Excerpts from an interface dataset:

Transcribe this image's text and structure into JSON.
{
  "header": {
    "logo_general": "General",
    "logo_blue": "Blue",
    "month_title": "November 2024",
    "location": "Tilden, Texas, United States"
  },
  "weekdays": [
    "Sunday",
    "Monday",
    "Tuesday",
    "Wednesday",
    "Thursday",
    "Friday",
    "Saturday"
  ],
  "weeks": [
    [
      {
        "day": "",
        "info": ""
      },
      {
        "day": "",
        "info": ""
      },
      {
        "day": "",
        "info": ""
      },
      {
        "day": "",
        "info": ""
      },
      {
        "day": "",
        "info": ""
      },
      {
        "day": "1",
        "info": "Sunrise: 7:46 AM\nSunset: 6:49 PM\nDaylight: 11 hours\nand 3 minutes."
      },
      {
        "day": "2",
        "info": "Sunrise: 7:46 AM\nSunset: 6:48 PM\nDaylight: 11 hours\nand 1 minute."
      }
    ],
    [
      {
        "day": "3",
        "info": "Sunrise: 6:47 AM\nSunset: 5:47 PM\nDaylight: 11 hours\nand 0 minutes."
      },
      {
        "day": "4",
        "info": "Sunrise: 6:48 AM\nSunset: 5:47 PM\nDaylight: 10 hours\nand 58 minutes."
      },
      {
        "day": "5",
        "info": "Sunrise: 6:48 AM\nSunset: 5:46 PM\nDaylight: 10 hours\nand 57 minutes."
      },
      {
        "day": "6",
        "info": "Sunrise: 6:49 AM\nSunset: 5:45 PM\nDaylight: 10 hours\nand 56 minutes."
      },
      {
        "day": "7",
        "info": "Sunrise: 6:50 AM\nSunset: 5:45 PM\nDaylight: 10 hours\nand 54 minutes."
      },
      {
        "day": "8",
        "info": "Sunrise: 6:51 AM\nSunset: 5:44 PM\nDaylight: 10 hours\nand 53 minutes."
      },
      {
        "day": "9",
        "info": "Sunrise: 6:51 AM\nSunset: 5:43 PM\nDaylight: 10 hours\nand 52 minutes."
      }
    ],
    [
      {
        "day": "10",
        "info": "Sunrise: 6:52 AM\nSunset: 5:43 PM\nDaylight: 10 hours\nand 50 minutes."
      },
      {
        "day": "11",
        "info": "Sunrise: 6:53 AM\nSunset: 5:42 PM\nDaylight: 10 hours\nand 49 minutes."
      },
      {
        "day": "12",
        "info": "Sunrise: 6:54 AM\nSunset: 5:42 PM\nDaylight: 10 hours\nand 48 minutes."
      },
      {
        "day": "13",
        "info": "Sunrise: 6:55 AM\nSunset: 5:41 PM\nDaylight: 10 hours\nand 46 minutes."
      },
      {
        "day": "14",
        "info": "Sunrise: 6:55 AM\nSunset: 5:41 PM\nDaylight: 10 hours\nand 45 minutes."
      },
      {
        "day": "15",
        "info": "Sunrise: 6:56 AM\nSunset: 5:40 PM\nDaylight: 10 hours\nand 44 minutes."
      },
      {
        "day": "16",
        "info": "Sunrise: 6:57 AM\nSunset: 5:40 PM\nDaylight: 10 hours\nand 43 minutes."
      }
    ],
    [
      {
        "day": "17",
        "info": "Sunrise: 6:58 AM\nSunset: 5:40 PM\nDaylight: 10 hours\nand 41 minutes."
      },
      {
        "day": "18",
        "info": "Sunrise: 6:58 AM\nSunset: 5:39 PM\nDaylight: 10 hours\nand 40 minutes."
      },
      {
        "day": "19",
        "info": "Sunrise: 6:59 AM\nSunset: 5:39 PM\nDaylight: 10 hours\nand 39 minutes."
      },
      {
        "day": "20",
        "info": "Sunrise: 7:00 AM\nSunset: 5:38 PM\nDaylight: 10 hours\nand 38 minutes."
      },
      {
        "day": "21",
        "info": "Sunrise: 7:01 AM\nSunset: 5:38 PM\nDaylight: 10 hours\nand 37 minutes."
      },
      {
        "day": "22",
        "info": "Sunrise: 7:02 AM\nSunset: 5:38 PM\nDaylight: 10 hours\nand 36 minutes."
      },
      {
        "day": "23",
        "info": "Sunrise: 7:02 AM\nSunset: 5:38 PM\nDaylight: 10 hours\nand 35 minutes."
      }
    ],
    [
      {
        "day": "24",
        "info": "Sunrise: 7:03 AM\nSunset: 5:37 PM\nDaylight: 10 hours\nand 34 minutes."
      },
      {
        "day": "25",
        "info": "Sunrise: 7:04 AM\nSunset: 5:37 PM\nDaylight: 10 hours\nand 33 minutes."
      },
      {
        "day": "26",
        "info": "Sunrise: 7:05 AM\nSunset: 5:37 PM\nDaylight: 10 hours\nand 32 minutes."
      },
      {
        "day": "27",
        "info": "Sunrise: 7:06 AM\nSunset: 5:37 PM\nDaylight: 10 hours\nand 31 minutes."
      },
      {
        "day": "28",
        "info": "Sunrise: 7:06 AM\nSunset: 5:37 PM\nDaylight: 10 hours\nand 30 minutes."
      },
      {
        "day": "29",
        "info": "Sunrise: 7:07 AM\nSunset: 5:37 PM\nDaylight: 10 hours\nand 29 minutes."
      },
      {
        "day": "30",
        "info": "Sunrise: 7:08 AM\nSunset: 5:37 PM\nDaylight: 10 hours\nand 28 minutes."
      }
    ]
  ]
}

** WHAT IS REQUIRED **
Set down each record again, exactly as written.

** WRITTEN REPLY **
Transcribe this image's text and structure into JSON.
{
  "header": {
    "logo_general": "General",
    "logo_blue": "Blue",
    "month_title": "November 2024",
    "location": "Tilden, Texas, United States"
  },
  "weekdays": [
    "Sunday",
    "Monday",
    "Tuesday",
    "Wednesday",
    "Thursday",
    "Friday",
    "Saturday"
  ],
  "weeks": [
    [
      {
        "day": "",
        "info": ""
      },
      {
        "day": "",
        "info": ""
      },
      {
        "day": "",
        "info": ""
      },
      {
        "day": "",
        "info": ""
      },
      {
        "day": "",
        "info": ""
      },
      {
        "day": "1",
        "info": "Sunrise: 7:46 AM\nSunset: 6:49 PM\nDaylight: 11 hours\nand 3 minutes."
      },
      {
        "day": "2",
        "info": "Sunrise: 7:46 AM\nSunset: 6:48 PM\nDaylight: 11 hours\nand 1 minute."
      }
    ],
    [
      {
        "day": "3",
        "info": "Sunrise: 6:47 AM\nSunset: 5:47 PM\nDaylight: 11 hours\nand 0 minutes."
      },
      {
        "day": "4",
        "info": "Sunrise: 6:48 AM\nSunset: 5:47 PM\nDaylight: 10 hours\nand 58 minutes."
      },
      {
        "day": "5",
        "info": "Sunrise: 6:48 AM\nSunset: 5:46 PM\nDaylight: 10 hours\nand 57 minutes."
      },
      {
        "day": "6",
        "info": "Sunrise: 6:49 AM\nSunset: 5:45 PM\nDaylight: 10 hours\nand 56 minutes."
      },
      {
        "day": "7",
        "info": "Sunrise: 6:50 AM\nSunset: 5:45 PM\nDaylight: 10 hours\nand 54 minutes."
      },
      {
        "day": "8",
        "info": "Sunrise: 6:51 AM\nSunset: 5:44 PM\nDaylight: 10 hours\nand 53 minutes."
      },
      {
        "day": "9",
        "info": "Sunrise: 6:51 AM\nSunset: 5:43 PM\nDaylight: 10 hours\nand 52 minutes."
      }
    ],
    [
      {
        "day": "10",
        "info": "Sunrise: 6:52 AM\nSunset: 5:43 PM\nDaylight: 10 hours\nand 50 minutes."
      },
      {
        "day": "11",
        "info": "Sunrise: 6:53 AM\nSunset: 5:42 PM\nDaylight: 10 hours\nand 49 minutes."
      },
      {
        "day": "12",
        "info": "Sunrise: 6:54 AM\nSunset: 5:42 PM\nDaylight: 10 hours\nand 48 minutes."
      },
      {
        "day": "13",
        "info": "Sunrise: 6:55 AM\nSunset: 5:41 PM\nDaylight: 10 hours\nand 46 minutes."
      },
      {
        "day": "14",
        "info": "Sunrise: 6:55 AM\nSunset: 5:41 PM\nDaylight: 10 hours\nand 45 minutes."
      },
      {
        "day": "15",
        "info": "Sunrise: 6:56 AM\nSunset: 5:40 PM\nDaylight: 10 hours\nand 44 minutes."
      },
      {
        "day": "16",
        "info": "Sunrise: 6:57 AM\nSunset: 5:40 PM\nDaylight: 10 hours\nand 43 minutes."
      }
    ],
    [
      {
        "day": "17",
        "info": "Sunrise: 6:58 AM\nSunset: 5:40 PM\nDaylight: 10 hours\nand 41 minutes."
      },
      {
        "day": "18",
        "info": "Sunrise: 6:58 AM\nSunset: 5:39 PM\nDaylight: 10 hours\nand 40 minutes."
      },
      {
        "day": "19",
        "info": "Sunrise: 6:59 AM\nSunset: 5:39 PM\nDaylight: 10 hours\nand 39 minutes."
      },
      {
        "day": "20",
        "info": "Sunrise: 7:00 AM\nSunset: 5:38 PM\nDaylight: 10 hours\nand 38 minutes."
      },
      {
        "day": "21",
        "info": "Sunrise: 7:01 AM\nSunset: 5:38 PM\nDaylight: 10 hours\nand 37 minutes."
      },
      {
        "day": "22",
        "info": "Sunrise: 7:02 AM\nSunset: 5:38 PM\nDaylight: 10 hours\nand 36 minutes."
      },
      {
        "day": "23",
        "info": "Sunrise: 7:02 AM\nSunset: 5:38 PM\nDaylight: 10 hours\nand 35 minutes."
      }
    ],
    [
      {
        "day": "24",
        "info": "Sunrise: 7:03 AM\nSunset: 5:37 PM\nDaylight: 10 hours\nand 34 minutes."
      },
      {
        "day": "25",
        "info": "Sunrise: 7:04 AM\nSunset: 5:37 PM\nDaylight: 10 hours\nand 33 minutes."
      },
      {
        "day": "26",
        "info": "Sunrise: 7:05 AM\nSunset: 5:37 PM\nDaylight: 10 hours\nand 32 minutes."
      },
      {
        "day": "27",
        "info": "Sunrise: 7:06 AM\nSunset: 5:37 PM\nDaylight: 10 hours\nand 31 minutes."
      },
      {
        "day": "28",
        "info": "Sunrise: 7:06 AM\nSunset: 5:37 PM\nDaylight: 10 hours\nand 30 minutes."
      },
      {
        "day": "29",
        "info": "Sunrise: 7:07 AM\nSunset: 5:37 PM\nDaylight: 10 hours\nand 29 minutes."
      },
      {
        "day": "30",
        "info": "Sunrise: 7:08 AM\nSunset: 5:37 PM\nDaylight: 10 hours\nand 28 minutes."
      }
    ]
  ]
}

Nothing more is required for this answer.